» **What needs to be done**
Reproduce each line below with no alterations.

---*---

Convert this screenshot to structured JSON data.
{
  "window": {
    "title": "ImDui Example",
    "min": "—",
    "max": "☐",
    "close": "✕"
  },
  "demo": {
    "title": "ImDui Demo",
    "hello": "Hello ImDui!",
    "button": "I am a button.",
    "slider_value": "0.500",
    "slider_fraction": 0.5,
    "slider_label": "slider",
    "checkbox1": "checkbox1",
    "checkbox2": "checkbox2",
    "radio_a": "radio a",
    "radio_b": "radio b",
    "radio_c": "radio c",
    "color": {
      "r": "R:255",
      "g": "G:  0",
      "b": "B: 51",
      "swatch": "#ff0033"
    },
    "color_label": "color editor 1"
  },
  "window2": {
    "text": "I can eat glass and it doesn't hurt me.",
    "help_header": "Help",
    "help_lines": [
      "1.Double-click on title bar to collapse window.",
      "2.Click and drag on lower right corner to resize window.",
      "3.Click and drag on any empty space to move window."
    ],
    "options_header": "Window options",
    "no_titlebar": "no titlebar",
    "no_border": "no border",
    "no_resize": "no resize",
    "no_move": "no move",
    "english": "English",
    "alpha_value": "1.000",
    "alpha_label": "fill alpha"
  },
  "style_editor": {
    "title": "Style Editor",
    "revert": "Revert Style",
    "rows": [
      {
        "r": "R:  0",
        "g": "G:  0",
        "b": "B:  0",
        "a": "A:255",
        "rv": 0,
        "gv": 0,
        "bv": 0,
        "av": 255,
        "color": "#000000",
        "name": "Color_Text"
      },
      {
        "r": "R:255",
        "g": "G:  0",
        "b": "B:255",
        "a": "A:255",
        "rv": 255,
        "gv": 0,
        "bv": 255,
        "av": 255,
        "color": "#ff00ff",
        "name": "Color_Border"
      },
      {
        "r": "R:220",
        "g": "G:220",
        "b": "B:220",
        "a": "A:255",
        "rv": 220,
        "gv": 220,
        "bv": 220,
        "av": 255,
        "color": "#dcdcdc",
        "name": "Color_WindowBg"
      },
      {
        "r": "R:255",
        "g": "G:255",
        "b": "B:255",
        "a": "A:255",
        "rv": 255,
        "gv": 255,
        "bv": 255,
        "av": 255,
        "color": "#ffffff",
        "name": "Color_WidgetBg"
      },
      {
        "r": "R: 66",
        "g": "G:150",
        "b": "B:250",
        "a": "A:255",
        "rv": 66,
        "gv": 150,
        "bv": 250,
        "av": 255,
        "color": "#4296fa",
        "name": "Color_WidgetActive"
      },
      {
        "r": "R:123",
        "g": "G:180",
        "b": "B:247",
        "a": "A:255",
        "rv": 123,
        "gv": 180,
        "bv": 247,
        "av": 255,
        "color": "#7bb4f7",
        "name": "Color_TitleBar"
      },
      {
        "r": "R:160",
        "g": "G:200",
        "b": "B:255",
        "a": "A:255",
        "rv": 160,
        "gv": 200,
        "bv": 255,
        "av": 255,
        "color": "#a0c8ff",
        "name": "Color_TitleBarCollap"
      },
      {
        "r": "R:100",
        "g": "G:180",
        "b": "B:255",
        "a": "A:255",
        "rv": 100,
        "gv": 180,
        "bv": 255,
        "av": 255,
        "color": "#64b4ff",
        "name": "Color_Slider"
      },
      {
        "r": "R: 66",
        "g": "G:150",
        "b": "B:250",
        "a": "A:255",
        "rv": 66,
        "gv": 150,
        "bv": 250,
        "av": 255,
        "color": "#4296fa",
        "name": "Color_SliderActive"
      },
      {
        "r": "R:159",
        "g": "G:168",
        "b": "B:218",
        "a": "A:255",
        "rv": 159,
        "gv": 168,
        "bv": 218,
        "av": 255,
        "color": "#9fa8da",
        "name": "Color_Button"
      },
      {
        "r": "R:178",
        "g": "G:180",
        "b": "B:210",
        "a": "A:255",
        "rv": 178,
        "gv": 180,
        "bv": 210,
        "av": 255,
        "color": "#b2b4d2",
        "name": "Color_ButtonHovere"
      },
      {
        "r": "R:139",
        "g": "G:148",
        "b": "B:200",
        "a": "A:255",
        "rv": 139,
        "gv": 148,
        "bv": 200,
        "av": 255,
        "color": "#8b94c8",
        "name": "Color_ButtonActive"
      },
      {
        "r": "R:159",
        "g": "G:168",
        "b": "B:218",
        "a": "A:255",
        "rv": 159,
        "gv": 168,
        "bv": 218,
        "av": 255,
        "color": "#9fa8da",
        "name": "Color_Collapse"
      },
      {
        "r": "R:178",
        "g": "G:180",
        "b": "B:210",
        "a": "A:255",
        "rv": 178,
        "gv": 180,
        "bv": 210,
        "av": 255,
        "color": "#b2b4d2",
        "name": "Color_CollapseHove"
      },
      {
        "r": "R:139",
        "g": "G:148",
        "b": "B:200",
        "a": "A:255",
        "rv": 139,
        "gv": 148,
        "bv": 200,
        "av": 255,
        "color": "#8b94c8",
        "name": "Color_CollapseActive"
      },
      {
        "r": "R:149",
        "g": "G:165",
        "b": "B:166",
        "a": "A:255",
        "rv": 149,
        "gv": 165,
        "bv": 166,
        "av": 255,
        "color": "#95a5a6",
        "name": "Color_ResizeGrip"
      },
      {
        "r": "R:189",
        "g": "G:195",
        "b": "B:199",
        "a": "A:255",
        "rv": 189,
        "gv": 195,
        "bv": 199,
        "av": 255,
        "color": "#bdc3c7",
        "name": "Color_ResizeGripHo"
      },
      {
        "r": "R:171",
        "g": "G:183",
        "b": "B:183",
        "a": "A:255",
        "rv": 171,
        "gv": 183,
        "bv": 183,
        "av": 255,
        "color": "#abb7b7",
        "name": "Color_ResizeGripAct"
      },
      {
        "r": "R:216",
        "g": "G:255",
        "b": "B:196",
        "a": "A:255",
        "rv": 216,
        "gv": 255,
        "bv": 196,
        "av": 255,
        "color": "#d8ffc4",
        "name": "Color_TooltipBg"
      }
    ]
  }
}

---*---

» **Exercise solution**
Convert this screenshot to structured JSON data.
{
  "window": {
    "title": "ImDui Example",
    "min": "—",
    "max": "☐",
    "close": "✕"
  },
  "demo": {
    "title": "ImDui Demo",
    "hello": "Hello ImDui!",
    "button": "I am a button.",
    "slider_value": "0.500",
    "slider_fraction": 0.5,
    "slider_label": "slider",
    "checkbox1": "checkbox1",
    "checkbox2": "checkbox2",
    "radio_a": "radio a",
    "radio_b": "radio b",
    "radio_c": "radio c",
    "color": {
      "r": "R:255",
      "g": "G:  0",
      "b": "B: 51",
      "swatch": "#ff0033"
    },
    "color_label": "color editor 1"
  },
  "window2": {
    "text": "I can eat glass and it doesn't hurt me.",
    "help_header": "Help",
    "help_lines": [
      "1.Double-click on title bar to collapse window.",
      "2.Click and drag on lower right corner to resize window.",
      "3.Click and drag on any empty space to move window."
    ],
    "options_header": "Window options",
    "no_titlebar": "no titlebar",
    "no_border": "no border",
    "no_resize": "no resize",
    "no_move": "no move",
    "english": "English",
    "alpha_value": "1.000",
    "alpha_label": "fill alpha"
  },
  "style_editor": {
    "title": "Style Editor",
    "revert": "Revert Style",
    "rows": [
      {
        "r": "R:  0",
        "g": "G:  0",
        "b": "B:  0",
        "a": "A:255",
        "rv": 0,
        "gv": 0,
        "bv": 0,
        "av": 255,
        "color": "#000000",
        "name": "Color_Text"
      },
      {
        "r": "R:255",
        "g": "G:  0",
        "b": "B:255",
        "a": "A:255",
        "rv": 255,
        "gv": 0,
        "bv": 255,
        "av": 255,
        "color": "#ff00ff",
        "name": "Color_Border"
      },
      {
        "r": "R:220",
        "g": "G:220",
        "b": "B:220",
        "a": "A:255",
        "rv": 220,
        "gv": 220,
        "bv": 220,
        "av": 255,
        "color": "#dcdcdc",
        "name": "Color_WindowBg"
      },
      {
        "r": "R:255",
        "g": "G:255",
        "b": "B:255",
        "a": "A:255",
        "rv": 255,
        "gv": 255,
        "bv": 255,
        "av": 255,
        "color": "#ffffff",
        "name": "Color_WidgetBg"
      },
      {
        "r": "R: 66",
        "g": "G:150",
        "b": "B:250",
        "a": "A:255",
        "rv": 66,
        "gv": 150,
        "bv": 250,
        "av": 255,
        "color": "#4296fa",
        "name": "Color_WidgetActive"
      },
      {
        "r": "R:123",
        "g": "G:180",
        "b": "B:247",
        "a": "A:255",
        "rv": 123,
        "gv": 180,
        "bv": 247,
        "av": 255,
        "color": "#7bb4f7",
        "name": "Color_TitleBar"
      },
      {
        "r": "R:160",
        "g": "G:200",
        "b": "B:255",
        "a": "A:255",
        "rv": 160,
        "gv": 200,
        "bv": 255,
        "av": 255,
        "color": "#a0c8ff",
        "name": "Color_TitleBarCollap"
      },
      {
        "r": "R:100",
        "g": "G:180",
        "b": "B:255",
        "a": "A:255",
        "rv": 100,
        "gv": 180,
        "bv": 255,
        "av": 255,
        "color": "#64b4ff",
        "name": "Color_Slider"
      },
      {
        "r": "R: 66",
        "g": "G:150",
        "b": "B:250",
        "a": "A:255",
        "rv": 66,
        "gv": 150,
        "bv": 250,
        "av": 255,
        "color": "#4296fa",
        "name": "Color_SliderActive"
      },
      {
        "r": "R:159",
        "g": "G:168",
        "b": "B:218",
        "a": "A:255",
        "rv": 159,
        "gv": 168,
        "bv": 218,
        "av": 255,
        "color": "#9fa8da",
        "name": "Color_Button"
      },
      {
        "r": "R:178",
        "g": "G:180",
        "b": "B:210",
        "a": "A:255",
        "rv": 178,
        "gv": 180,
        "bv": 210,
        "av": 255,
        "color": "#b2b4d2",
        "name": "Color_ButtonHovere"
      },
      {
        "r": "R:139",
        "g": "G:148",
        "b": "B:200",
        "a": "A:255",
        "rv": 139,
        "gv": 148,
        "bv": 200,
        "av": 255,
        "color": "#8b94c8",
        "name": "Color_ButtonActive"
      },
      {
        "r": "R:159",
        "g": "G:168",
        "b": "B:218",
        "a": "A:255",
        "rv": 159,
        "gv": 168,
        "bv": 218,
        "av": 255,
        "color": "#9fa8da",
        "name": "Color_Collapse"
      },
      {
        "r": "R:178",
        "g": "G:180",
        "b": "B:210",
        "a": "A:255",
        "rv": 178,
        "gv": 180,
        "bv": 210,
        "av": 255,
        "color": "#b2b4d2",
        "name": "Color_CollapseHove"
      },
      {
        "r": "R:139",
        "g": "G:148",
        "b": "B:200",
        "a": "A:255",
        "rv": 139,
        "gv": 148,
        "bv": 200,
        "av": 255,
        "color": "#8b94c8",
        "name": "Color_CollapseActive"
      },
      {
        "r": "R:149",
        "g": "G:165",
        "b": "B:166",
        "a": "A:255",
        "rv": 149,
        "gv": 165,
        "bv": 166,
        "av": 255,
        "color": "#95a5a6",
        "name": "Color_ResizeGrip"
      },
      {
        "r": "R:189",
        "g": "G:195",
        "b": "B:199",
        "a": "A:255",
        "rv": 189,
        "gv": 195,
        "bv": 199,
        "av": 255,
        "color": "#bdc3c7",
        "name": "Color_ResizeGripHo"
      },
      {
        "r": "R:171",
        "g": "G:183",
        "b": "B:183",
        "a": "A:255",
        "rv": 171,
        "gv": 183,
        "bv": 183,
        "av": 255,
        "color": "#abb7b7",
        "name": "Color_ResizeGripAct"
      },
      {
        "r": "R:216",
        "g": "G:255",
        "b": "B:196",
        "a": "A:255",
        "rv": 216,
        "gv": 255,
        "bv": 196,
        "av": 255,
        "color": "#d8ffc4",
        "name": "Color_TooltipBg"
      }
    ]
  }
}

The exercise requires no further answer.